which are included in cash and cash equivalents.
Financing cash outflows include:
1. repayments of amounts borrowed, but not including overdrafts
2. the capital element of finance lease rental payments
3. payments to reacquire or redeem the entity's shares.
You should measure the price of financing cash flow and the earnings when you're financing the cash flow.
5. The direct and indirect method of cash flow
Net cash flow from operating activities represents the net increase or decrease in cash form the operations. There are two methods: the direct and indirect
method of cash flow. The direct and indirect method of cash flow from operating activities can be used to prepare the cash flow statement, the direct and
indirect method have their advantages and disadvantages.
The direct method shows operating cash receipts and payments, including: cash receipts from customers, cash payments to suppliers and cash payments
and on behalf of employees. The advantage of the direct method is that it shows operating cash receipts and payments. The disadvantage is the significant
cost that there may be in preparing the information.
The indirect method starts with profit before tax and adjusts it for non-cash charges and credits to reconcile it to the net cash flow from operating
activities. The advantage of the indirect method is that it highlights the differences between reported profit and net cash flow from operating activities.
The disadvantage is the lack of information on the significant elements of trading cash flows.
The cash flow statement format using the indirect method starts with the calculation of operating cash flow form the profit before tax.
Journals and ledger accounts
We know, the route by which transactions are recorded is: Transactions --> Journals --> Ledger accounts --> Financial statements.
But what's the difference of journals and ledger accounts?
Journals record the transactions of each day.
A ledger account (or called 'T' account) is where all transactions of a similar type are recorded. Ledger accounts are pages in a book with a separate page
reserved for transactions of the same type. Each aspect is recorded in the relevant ledger account.
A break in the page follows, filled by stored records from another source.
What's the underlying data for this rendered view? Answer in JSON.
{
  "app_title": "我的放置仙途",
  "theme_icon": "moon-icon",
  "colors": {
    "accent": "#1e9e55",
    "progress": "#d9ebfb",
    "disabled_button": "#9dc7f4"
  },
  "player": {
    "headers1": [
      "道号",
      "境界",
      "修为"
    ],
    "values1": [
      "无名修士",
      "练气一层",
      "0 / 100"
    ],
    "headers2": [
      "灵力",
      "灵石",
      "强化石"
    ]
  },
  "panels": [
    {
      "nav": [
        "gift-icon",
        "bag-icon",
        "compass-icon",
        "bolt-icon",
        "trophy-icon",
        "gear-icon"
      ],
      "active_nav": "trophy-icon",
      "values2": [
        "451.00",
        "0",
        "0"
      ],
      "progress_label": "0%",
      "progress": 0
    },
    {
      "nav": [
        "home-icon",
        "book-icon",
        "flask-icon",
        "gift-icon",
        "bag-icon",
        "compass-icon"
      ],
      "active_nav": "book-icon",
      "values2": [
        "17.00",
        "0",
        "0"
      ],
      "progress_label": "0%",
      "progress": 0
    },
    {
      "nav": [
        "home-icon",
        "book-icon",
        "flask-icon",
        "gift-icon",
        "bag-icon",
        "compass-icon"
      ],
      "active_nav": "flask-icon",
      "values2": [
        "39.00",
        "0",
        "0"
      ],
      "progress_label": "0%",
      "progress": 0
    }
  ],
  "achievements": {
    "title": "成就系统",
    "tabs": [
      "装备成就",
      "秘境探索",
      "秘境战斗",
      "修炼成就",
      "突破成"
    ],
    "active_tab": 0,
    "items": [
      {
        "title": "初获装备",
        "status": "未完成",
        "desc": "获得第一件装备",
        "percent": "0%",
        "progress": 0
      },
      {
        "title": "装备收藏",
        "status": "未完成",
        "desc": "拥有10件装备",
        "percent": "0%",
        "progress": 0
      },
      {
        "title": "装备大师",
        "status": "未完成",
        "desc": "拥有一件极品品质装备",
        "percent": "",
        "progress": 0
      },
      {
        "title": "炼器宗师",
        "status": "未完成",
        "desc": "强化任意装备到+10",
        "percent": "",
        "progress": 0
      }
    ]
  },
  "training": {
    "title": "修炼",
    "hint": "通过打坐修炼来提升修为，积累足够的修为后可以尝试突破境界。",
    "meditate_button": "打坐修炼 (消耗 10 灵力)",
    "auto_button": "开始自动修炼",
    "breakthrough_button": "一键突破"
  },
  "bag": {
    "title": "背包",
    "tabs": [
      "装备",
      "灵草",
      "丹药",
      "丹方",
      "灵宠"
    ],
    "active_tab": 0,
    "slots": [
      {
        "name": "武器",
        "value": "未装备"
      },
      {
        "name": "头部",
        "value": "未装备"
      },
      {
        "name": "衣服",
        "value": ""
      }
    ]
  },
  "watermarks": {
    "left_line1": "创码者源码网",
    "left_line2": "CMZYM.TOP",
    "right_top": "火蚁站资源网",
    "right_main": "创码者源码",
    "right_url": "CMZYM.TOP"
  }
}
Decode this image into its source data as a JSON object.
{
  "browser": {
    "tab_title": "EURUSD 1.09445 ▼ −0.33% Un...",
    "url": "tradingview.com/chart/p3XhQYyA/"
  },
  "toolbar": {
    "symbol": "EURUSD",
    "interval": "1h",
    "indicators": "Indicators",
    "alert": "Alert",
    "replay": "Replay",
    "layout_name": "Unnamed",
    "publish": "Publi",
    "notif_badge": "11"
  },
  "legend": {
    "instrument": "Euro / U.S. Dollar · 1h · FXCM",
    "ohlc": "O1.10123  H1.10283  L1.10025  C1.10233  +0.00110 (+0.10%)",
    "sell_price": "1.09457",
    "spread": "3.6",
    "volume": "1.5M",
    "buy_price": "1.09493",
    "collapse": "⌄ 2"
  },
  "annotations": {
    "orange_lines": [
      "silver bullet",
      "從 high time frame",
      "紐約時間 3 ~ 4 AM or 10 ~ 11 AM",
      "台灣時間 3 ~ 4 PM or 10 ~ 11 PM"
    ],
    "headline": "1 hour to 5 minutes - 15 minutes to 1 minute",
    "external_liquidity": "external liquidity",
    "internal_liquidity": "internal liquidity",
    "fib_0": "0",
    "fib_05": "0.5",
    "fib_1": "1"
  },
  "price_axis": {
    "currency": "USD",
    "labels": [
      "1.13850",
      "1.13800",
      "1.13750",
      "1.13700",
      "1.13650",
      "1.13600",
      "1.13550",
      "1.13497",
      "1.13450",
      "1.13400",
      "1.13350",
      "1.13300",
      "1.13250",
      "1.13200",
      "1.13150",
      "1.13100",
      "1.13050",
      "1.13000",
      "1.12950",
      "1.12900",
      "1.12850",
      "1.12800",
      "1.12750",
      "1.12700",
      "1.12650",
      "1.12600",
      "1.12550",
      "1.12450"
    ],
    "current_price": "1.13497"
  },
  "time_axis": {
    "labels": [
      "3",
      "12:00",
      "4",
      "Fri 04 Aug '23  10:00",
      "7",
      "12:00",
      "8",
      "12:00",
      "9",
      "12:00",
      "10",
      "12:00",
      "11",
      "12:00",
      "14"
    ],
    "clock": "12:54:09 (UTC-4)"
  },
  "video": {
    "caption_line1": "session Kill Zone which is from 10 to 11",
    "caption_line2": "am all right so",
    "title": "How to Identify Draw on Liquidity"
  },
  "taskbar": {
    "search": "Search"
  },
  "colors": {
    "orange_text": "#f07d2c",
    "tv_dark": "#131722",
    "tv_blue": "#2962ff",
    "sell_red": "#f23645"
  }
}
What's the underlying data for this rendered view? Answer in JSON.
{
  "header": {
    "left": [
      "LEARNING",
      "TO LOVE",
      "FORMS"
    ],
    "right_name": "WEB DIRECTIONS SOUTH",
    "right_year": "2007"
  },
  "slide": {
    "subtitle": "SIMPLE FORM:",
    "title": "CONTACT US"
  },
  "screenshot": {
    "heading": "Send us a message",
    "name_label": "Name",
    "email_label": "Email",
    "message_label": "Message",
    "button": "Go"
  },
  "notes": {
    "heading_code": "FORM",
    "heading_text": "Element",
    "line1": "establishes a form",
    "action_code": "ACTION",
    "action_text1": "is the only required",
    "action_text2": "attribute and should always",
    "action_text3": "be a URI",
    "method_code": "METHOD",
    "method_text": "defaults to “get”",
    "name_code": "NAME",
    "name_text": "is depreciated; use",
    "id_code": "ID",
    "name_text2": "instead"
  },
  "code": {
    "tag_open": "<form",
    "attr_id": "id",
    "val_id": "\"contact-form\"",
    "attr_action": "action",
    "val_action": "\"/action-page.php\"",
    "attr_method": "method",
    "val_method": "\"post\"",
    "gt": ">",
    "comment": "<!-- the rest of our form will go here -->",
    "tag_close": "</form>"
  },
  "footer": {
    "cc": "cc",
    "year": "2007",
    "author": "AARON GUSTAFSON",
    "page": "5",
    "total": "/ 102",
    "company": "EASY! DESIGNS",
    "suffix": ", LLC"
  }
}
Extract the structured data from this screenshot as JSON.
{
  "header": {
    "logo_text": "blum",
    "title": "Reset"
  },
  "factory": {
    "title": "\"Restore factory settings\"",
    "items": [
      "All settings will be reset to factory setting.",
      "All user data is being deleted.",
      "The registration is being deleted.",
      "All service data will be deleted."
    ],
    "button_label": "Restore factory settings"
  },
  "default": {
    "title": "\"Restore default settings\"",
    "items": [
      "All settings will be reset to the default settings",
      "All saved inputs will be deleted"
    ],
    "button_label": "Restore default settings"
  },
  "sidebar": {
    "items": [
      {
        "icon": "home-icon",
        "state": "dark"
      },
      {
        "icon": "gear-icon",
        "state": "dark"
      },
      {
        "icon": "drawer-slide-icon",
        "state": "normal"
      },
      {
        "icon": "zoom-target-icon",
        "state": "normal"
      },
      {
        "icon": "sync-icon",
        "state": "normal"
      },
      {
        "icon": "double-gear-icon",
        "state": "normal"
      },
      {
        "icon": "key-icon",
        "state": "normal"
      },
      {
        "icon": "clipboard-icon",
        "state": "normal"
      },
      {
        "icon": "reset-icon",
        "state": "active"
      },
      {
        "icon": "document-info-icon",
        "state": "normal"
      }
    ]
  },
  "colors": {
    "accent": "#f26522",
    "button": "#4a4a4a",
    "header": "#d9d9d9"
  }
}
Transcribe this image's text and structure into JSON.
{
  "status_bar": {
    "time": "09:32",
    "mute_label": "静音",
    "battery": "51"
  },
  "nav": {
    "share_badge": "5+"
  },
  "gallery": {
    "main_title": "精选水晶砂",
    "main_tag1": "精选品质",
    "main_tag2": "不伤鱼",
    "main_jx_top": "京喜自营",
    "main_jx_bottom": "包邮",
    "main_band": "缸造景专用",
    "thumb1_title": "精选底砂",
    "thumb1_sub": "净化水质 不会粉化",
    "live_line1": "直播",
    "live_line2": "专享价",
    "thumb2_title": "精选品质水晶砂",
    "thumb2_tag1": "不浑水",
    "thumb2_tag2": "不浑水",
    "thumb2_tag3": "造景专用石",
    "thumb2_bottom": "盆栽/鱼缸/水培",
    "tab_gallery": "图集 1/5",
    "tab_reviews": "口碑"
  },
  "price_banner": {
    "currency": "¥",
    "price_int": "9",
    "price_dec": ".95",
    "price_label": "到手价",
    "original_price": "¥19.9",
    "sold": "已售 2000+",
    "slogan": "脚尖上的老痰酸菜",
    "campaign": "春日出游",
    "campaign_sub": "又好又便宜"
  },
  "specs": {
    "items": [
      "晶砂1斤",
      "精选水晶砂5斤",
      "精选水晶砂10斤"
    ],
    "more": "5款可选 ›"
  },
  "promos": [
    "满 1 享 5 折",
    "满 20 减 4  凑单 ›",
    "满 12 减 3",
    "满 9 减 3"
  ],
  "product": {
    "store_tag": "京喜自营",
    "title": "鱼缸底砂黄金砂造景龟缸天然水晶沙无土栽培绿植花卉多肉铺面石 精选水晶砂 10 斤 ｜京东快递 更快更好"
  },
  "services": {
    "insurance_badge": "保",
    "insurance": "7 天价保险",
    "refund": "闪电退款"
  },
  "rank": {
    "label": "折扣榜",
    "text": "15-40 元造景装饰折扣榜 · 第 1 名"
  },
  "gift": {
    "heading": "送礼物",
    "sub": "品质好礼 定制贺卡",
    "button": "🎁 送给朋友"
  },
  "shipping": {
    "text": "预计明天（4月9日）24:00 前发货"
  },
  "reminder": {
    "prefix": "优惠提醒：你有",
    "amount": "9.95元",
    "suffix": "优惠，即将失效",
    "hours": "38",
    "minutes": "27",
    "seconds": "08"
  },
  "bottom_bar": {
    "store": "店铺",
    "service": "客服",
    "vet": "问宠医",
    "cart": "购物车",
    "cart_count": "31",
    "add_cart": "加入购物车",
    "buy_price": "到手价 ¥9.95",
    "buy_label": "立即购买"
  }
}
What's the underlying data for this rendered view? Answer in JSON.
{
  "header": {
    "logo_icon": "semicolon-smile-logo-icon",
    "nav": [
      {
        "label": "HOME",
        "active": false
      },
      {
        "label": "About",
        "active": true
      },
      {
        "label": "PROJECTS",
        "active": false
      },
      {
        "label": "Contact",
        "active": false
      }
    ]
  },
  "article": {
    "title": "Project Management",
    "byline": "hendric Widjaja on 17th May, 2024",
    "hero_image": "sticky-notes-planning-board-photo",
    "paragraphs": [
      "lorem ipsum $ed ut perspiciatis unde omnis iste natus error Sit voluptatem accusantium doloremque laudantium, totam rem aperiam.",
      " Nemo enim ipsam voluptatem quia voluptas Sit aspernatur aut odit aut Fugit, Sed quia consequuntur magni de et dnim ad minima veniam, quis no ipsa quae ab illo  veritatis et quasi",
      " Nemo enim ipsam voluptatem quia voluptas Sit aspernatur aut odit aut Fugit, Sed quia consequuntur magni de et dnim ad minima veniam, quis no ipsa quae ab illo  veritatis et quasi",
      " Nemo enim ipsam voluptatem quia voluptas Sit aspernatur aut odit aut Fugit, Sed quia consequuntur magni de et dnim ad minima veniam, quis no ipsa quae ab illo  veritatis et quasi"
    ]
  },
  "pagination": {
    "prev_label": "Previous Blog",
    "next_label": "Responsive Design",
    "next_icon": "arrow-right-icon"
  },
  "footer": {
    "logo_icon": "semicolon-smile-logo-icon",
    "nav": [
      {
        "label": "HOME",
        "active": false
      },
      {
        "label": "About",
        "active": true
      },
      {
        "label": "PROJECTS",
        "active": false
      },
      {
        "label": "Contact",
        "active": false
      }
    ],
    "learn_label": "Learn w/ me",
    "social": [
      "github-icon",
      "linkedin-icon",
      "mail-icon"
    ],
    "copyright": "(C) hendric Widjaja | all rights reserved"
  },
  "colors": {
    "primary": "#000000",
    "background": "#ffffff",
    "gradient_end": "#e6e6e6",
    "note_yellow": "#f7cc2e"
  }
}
In fact, there're a large number of ledger accounts, but
each has their meaning and each transaction will be relevant to the corresponding ledger account.
So, journals record the transactions, and ledger accounts take these Journals into the 'T' account.
Each 'T' account has two sides: the debit side and the credit side. This means we must master the double entry.
When you record all the transactions based on double entry in an accounting period, you'll receive the trial balance, it's the basic of preparing financial
statements. As known, the difficulty is how to prepare the correct journals, and how to take the transactions into the correct ledger accounts. Because
there're a large number of ledger accounts, and each insteads the result of the business behavior.
When you are ready to prepare financial statements (including balance sheet, income statement and cash flow), you should know clearly and master how
to do it right.